Kuhn said CancerBase is a grassroots collaboration of patients, USC and Stanford University scientists and social media companies that will enable researchers to gather basic data in real time from cancer patients via social media.

Based on patients’ responses to basic questions about their disease, CancerBase will create a map that could help them understand the progression of their treatment and cancer. Patients also may be able to compare their journey to that of other patients with similar cancer. Their identities are kept anonymous.

One of the barriers that cancer researchers and patients encounter is a lack of timely information, said Kuhn, of the USC Dornsife College of Letters, Arts and Sciences, the Keck School, the USC Viterbi School of Engineering and the Michelson Center for Convergent Bioscience.

Kuhn has heard patients express great confusion about their disease. They also have struggled to easily access statistical information about other patients with similar cancer that can show how those patients fared and the treatments that were most successful, he said.

“The patients asked questions like, ‘Hey, Peter. I was diagnosed with cancer. What does research know about my cancer?’” Kuhn recalled. “I realized that I couldn’t answer that question, even though I have spent quite a bit of time in this field.”

U.S. institutions amass vast quantities of cancer data, but much of the statistical data is stale, Kuhn said. Knowing what treatments are new and available could influence health care decisions that patients make with their doctors.

Academic volunteers

CancerBase involves five students from the innovative USC Jimmy Iovine and Andre Young Academy.

Students at the academy volunteered to work with Kuhn and some cancer patients on the design of the online CancerBase to ensure that they could easily and securely share information and then receive useful data in return.

We’re trying to give patients as much knowledge and as much power as we can.

Sara Ma

“We’re trying to give patients as much knowledge and as much power as we can,” said Sara Ma, who will be a junior at the USC academy this fall.

Erica Muhl, executive director of the academy and dean of the USC Roski School of Art and Design, said CancerBase is a tremendous opportunity for the students at the Iovine and Young Academy where the interdisciplinary curriculum includes art and design, communication, engineering and technology.

“Working on groundbreaking projects like CancerBase coincides with the academy’s mission and the diversity of the work that the students are engaged in,” Muhl said.

CancerBase evolved through discussions among researchers and patients, including AnneMarie Ciccarella, of Long Island, N.Y., who has been treated for breast cancer and who previously has worked with Kuhn.

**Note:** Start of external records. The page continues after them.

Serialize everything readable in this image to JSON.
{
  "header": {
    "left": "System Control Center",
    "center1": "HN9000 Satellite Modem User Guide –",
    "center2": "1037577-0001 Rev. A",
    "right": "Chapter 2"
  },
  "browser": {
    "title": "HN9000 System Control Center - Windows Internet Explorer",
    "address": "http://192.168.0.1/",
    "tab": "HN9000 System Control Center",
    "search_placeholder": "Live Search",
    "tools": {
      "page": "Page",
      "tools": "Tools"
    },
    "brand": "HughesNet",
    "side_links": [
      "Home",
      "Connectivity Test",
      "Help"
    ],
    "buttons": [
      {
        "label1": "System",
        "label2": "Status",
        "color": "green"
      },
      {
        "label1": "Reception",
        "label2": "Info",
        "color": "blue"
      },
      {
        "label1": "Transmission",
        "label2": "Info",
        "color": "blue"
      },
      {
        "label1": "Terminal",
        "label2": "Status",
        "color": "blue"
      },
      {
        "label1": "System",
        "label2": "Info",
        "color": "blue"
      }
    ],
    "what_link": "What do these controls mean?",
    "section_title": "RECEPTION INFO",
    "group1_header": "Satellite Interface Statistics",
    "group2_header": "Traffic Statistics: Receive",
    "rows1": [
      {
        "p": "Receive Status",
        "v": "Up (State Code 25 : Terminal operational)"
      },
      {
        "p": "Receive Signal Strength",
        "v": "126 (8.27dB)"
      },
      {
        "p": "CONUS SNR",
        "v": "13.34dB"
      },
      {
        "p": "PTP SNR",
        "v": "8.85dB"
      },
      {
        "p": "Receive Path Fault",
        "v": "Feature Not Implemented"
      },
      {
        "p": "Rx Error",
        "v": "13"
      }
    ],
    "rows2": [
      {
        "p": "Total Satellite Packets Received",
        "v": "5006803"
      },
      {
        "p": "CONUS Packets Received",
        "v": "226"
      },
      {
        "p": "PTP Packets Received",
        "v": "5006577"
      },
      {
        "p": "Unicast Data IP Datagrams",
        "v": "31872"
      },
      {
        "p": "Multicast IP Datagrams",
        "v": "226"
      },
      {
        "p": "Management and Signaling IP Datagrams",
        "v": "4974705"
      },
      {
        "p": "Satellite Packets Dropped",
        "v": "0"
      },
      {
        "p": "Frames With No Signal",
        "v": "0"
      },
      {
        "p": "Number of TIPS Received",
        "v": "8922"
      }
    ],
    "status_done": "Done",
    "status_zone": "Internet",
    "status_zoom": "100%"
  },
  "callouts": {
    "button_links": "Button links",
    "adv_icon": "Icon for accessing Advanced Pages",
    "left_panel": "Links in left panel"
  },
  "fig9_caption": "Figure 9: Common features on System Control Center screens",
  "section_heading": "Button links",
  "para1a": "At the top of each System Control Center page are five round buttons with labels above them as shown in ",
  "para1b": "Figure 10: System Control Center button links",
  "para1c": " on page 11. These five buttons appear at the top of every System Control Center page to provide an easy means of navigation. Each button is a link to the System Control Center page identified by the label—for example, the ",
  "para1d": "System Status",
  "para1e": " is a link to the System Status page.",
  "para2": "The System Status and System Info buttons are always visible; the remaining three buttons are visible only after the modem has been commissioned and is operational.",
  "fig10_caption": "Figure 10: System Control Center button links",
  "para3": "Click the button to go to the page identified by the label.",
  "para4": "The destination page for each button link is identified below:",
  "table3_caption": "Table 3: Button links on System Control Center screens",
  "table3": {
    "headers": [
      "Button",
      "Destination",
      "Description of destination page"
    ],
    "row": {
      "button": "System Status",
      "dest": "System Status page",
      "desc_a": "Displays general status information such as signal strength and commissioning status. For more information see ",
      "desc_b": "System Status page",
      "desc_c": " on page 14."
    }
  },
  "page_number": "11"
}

“I had no roadmap,” said Ciccarella, who recalled that she was diagnosed 20 years after her mother’s diagnosis in 1987. “With CancerBase, now we will have a way to navigate.”